Wednesday, October 1, 2008

Importing Data into MS CRM - Overview

MS CRM is a great place to permanently consolidate data silos, which could be in Excel, Access, external SQL databases or any other data source, but there are also many useful reasons for bringing data into CRM periodically or just having CRM accessing external data stores.

Integrating MS CRM with the rest of the world is a passion of mine and pulling data into CRM, driving CRM with external data and sharing data from CRM to drive external processes is key to powerful integration.

I put CRM data exchanges into a number categories.

  1. One Shot: Initial Imports from systems replaced by CRM.
  2. Scheduled Imports: Ongoing data pulled from another system.
  3. Synchronization: Synchronization with an external database.
  4. Business Process drivers: External data is consulted to start business processes within CRM.
  5. Integration: CRM and another application share data with each other.
  6. External Control: CRM drives external processes

What I would like to do is examine these topics and share some of the tools and parts of my import framework over the next few months.

I think that this is a good point to mention Scribe. I have used Scribe, but none of my tools or examples will be for Scribe.  Scribe has an excellent reputation and is a valuable tool for many.
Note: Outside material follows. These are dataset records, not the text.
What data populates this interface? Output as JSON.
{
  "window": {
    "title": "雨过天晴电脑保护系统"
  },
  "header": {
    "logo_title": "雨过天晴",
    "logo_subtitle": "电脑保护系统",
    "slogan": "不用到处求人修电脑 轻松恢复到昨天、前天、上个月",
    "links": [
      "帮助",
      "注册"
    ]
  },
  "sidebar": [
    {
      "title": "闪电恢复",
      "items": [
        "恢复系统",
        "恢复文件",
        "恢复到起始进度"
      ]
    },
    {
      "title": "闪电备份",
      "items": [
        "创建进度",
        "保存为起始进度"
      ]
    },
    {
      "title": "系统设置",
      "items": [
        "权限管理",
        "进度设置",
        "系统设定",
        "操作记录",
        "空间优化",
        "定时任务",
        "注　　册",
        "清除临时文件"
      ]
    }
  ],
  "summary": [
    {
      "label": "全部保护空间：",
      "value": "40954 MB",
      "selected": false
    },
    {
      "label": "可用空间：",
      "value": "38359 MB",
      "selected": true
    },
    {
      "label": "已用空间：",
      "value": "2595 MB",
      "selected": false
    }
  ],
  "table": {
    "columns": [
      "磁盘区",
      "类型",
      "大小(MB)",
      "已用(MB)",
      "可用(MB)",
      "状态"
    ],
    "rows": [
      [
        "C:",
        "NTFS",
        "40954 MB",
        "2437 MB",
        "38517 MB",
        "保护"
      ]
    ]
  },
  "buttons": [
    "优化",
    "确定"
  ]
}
They also offer numerous connectors for moving data between CRM and other mainstream applications. I highly recommend Scribe if you are not a developer familiar with the CRM SDK.

Since I consider myself a .NET developer first, I have found that working with the SDK gives me a lot more low level control and flexibility, and none of my code or methods will require the purchase of a 3rd party tool.

Development side note: While developing my data import framework which uses CRM web services, I had to work with MS to find out why my application kept crashing.  It turned out that it was importing records so quickly that the web services were overloading the TCP/IP Sockets on the W2003 Server. The fix was to modify the registry settings to both drastically increase the number of Sockets available and to reduce the recycle time that that Sockets would sit idle before being reclaimed for reuse. This may not have been a big deal in the grand scheme of things, but that didn't stop me from having a brief Tim Allen moment when I found out that I completely blew by the default settings for W2003 :)

1 comment:

Henri said...

Would you mind sharing the specifics of the registry adjustments Microsoft advised you to make on the server to increase the number of Sockets?